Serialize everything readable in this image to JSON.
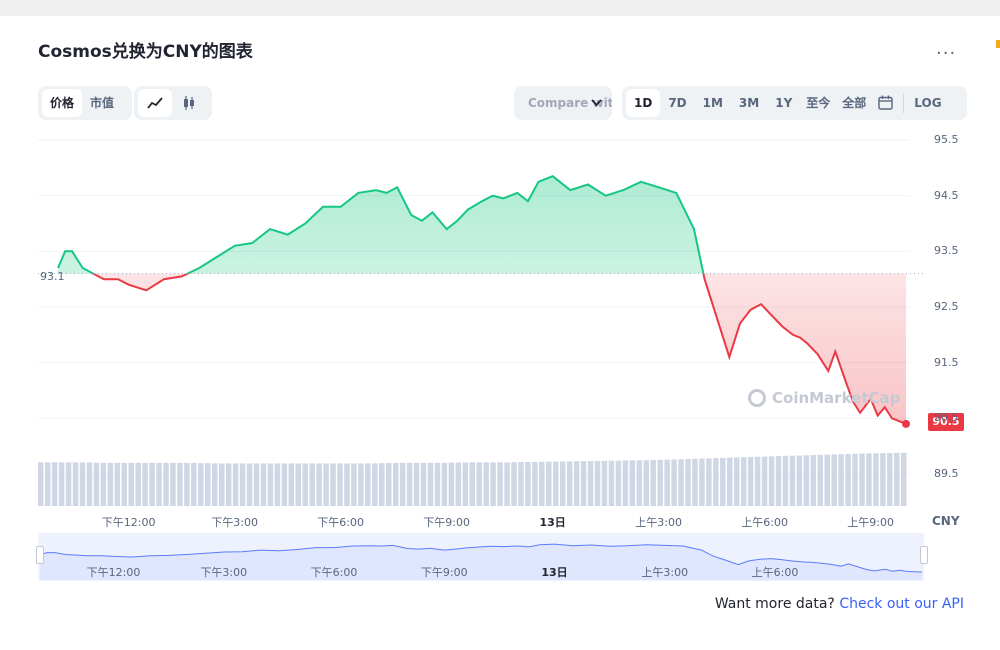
{
  "title": "Cosmos兑换为CNY的图表",
  "more_label": "...",
  "toolbar": {
    "type_tabs": [
      "价格",
      "市值"
    ],
    "view_icons": [
      "line-chart-icon",
      "candlestick-icon"
    ],
    "compare_label": "Compare with",
    "range_tabs": [
      "1D",
      "7D",
      "1M",
      "3M",
      "1Y",
      "至今",
      "全部"
    ],
    "calendar_icon": "calendar-icon",
    "log_label": "LOG",
    "active_range": "1D",
    "active_type": "价格"
  },
  "colors": {
    "up": "#16c784",
    "down": "#ea3943",
    "accent": "#3861fb"
  },
  "current_price_label": "90.5",
  "reference_label": "93.1",
  "currency": "CNY",
  "watermark": "CoinMarketCap",
  "api_prompt": {
    "text": "Want more data?",
    "link": "Check out our API"
  },
  "chart_data": {
    "type": "line",
    "reference_value": 93.1,
    "ylim": [
      89.5,
      95.5
    ],
    "yticks": [
      95.5,
      94.5,
      93.5,
      92.5,
      91.5,
      90.5,
      89.5
    ],
    "x_tick_labels": [
      "下午12:00",
      "下午3:00",
      "下午6:00",
      "下午9:00",
      "13日",
      "上午3:00",
      "上午6:00",
      "上午9:00"
    ],
    "navigator_tick_labels": [
      "下午12:00",
      "下午3:00",
      "下午6:00",
      "下午9:00",
      "13日",
      "上午3:00",
      "上午6:00"
    ],
    "x_unit": "hours since chart start",
    "x_range": [
      0,
      24
    ],
    "x_tick_positions": [
      2.0,
      5.0,
      8.0,
      11.0,
      14.0,
      17.0,
      20.0,
      23.0
    ],
    "series": [
      {
        "x": [
          0,
          0.2,
          0.4,
          0.7,
          1.0,
          1.3,
          1.7,
          2.0,
          2.5,
          3.0,
          3.5,
          4.0,
          4.5,
          5.0,
          5.5,
          6.0,
          6.5,
          7.0,
          7.5,
          8.0,
          8.5,
          9.0,
          9.3,
          9.6,
          10.0,
          10.3,
          10.6,
          11.0,
          11.3,
          11.6,
          12.0,
          12.3,
          12.6,
          13.0,
          13.3,
          13.6,
          14.0,
          14.5,
          15.0,
          15.5,
          16.0,
          16.5,
          17.0,
          17.5,
          18.0,
          18.3,
          18.6,
          19.0,
          19.3,
          19.6,
          19.9,
          20.2,
          20.5,
          20.8,
          21.0,
          21.2,
          21.5,
          21.8,
          22.0,
          22.3,
          22.5,
          22.7,
          23.0,
          23.2,
          23.4,
          23.6,
          23.8,
          24.0
        ],
        "values": [
          93.2,
          93.5,
          93.5,
          93.2,
          93.1,
          93.0,
          93.0,
          92.9,
          92.8,
          93.0,
          93.05,
          93.2,
          93.4,
          93.6,
          93.65,
          93.9,
          93.8,
          94.0,
          94.3,
          94.3,
          94.55,
          94.6,
          94.55,
          94.65,
          94.15,
          94.05,
          94.2,
          93.9,
          94.05,
          94.25,
          94.4,
          94.5,
          94.45,
          94.55,
          94.4,
          94.75,
          94.85,
          94.6,
          94.7,
          94.5,
          94.6,
          94.75,
          94.65,
          94.55,
          93.9,
          93.0,
          92.4,
          91.6,
          92.2,
          92.45,
          92.55,
          92.35,
          92.15,
          92.0,
          91.95,
          91.85,
          91.65,
          91.35,
          91.7,
          91.15,
          90.8,
          90.6,
          90.85,
          90.55,
          90.7,
          90.5,
          90.45,
          90.4
        ]
      }
    ],
    "volume": [
      0.78,
      0.78,
      0.77,
      0.77,
      0.77,
      0.76,
      0.76,
      0.76,
      0.76,
      0.76,
      0.77,
      0.77,
      0.78,
      0.78,
      0.79,
      0.8,
      0.81,
      0.82,
      0.84,
      0.86,
      0.88,
      0.9,
      0.92,
      0.94,
      0.95
    ]
  }
}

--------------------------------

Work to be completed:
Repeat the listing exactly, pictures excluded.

Answer:
Serialize everything readable in this image to JSON.
{
  "title": "Cosmos兑换为CNY的图表",
  "more_label": "...",
  "toolbar": {
    "type_tabs": [
      "价格",
      "市值"
    ],
    "view_icons": [
      "line-chart-icon",
      "candlestick-icon"
    ],
    "compare_label": "Compare with",
    "range_tabs": [
      "1D",
      "7D",
      "1M",
      "3M",
      "1Y",
      "至今",
      "全部"
    ],
    "calendar_icon": "calendar-icon",
    "log_label": "LOG",
    "active_range": "1D",
    "active_type": "价格"
  },
  "colors": {
    "up": "#16c784",
    "down": "#ea3943",
    "accent": "#3861fb"
  },
  "current_price_label": "90.5",
  "reference_label": "93.1",
  "currency": "CNY",
  "watermark": "CoinMarketCap",
  "api_prompt": {
    "text": "Want more data?",
    "link": "Check out our API"
  },
  "chart_data": {
    "type": "line",
    "reference_value": 93.1,
    "ylim": [
      89.5,
      95.5
    ],
    "yticks": [
      95.5,
      94.5,
      93.5,
      92.5,
      91.5,
      90.5,
      89.5
    ],
    "x_tick_labels": [
      "下午12:00",
      "下午3:00",
      "下午6:00",
      "下午9:00",
      "13日",
      "上午3:00",
      "上午6:00",
      "上午9:00"
    ],
    "navigator_tick_labels": [
      "下午12:00",
      "下午3:00",
      "下午6:00",
      "下午9:00",
      "13日",
      "上午3:00",
      "上午6:00"
    ],
    "x_unit": "hours since chart start",
    "x_range": [
      0,
      24
    ],
    "x_tick_positions": [
      2.0,
      5.0,
      8.0,
      11.0,
      14.0,
      17.0,
      20.0,
      23.0
    ],
    "series": [
      {
        "x": [
          0,
          0.2,
          0.4,
          0.7,
          1.0,
          1.3,
          1.7,
          2.0,
          2.5,
          3.0,
          3.5,
          4.0,
          4.5,
          5.0,
          5.5,
          6.0,
          6.5,
          7.0,
          7.5,
          8.0,
          8.5,
          9.0,
          9.3,
          9.6,
          10.0,
          10.3,
          10.6,
          11.0,
          11.3,
          11.6,
          12.0,
          12.3,
          12.6,
          13.0,
          13.3,
          13.6,
          14.0,
          14.5,
          15.0,
          15.5,
          16.0,
          16.5,
          17.0,
          17.5,
          18.0,
          18.3,
          18.6,
          19.0,
          19.3,
          19.6,
          19.9,
          20.2,
          20.5,
          20.8,
          21.0,
          21.2,
          21.5,
          21.8,
          22.0,
          22.3,
          22.5,
          22.7,
          23.0,
          23.2,
          23.4,
          23.6,
          23.8,
          24.0
        ],
        "values": [
          93.2,
          93.5,
          93.5,
          93.2,
          93.1,
          93.0,
          93.0,
          92.9,
          92.8,
          93.0,
          93.05,
          93.2,
          93.4,
          93.6,
          93.65,
          93.9,
          93.8,
          94.0,
          94.3,
          94.3,
          94.55,
          94.6,
          94.55,
          94.65,
          94.15,
          94.05,
          94.2,
          93.9,
          94.05,
          94.25,
          94.4,
          94.5,
          94.45,
          94.55,
          94.4,
          94.75,
          94.85,
          94.6,
          94.7,
          94.5,
          94.6,
          94.75,
          94.65,
          94.55,
          93.9,
          93.0,
          92.4,
          91.6,
          92.2,
          92.45,
          92.55,
          92.35,
          92.15,
          92.0,
          91.95,
          91.85,
          91.65,
          91.35,
          91.7,
          91.15,
          90.8,
          90.6,
          90.85,
          90.55,
          90.7,
          90.5,
          90.45,
          90.4
        ]
      }
    ],
    "volume": [
      0.78,
      0.78,
      0.77,
      0.77,
      0.77,
      0.76,
      0.76,
      0.76,
      0.76,
      0.76,
      0.77,
      0.77,
      0.78,
      0.78,
      0.79,
      0.8,
      0.81,
      0.82,
      0.84,
      0.86,
      0.88,
      0.9,
      0.92,
      0.94,
      0.95
    ]
  }
}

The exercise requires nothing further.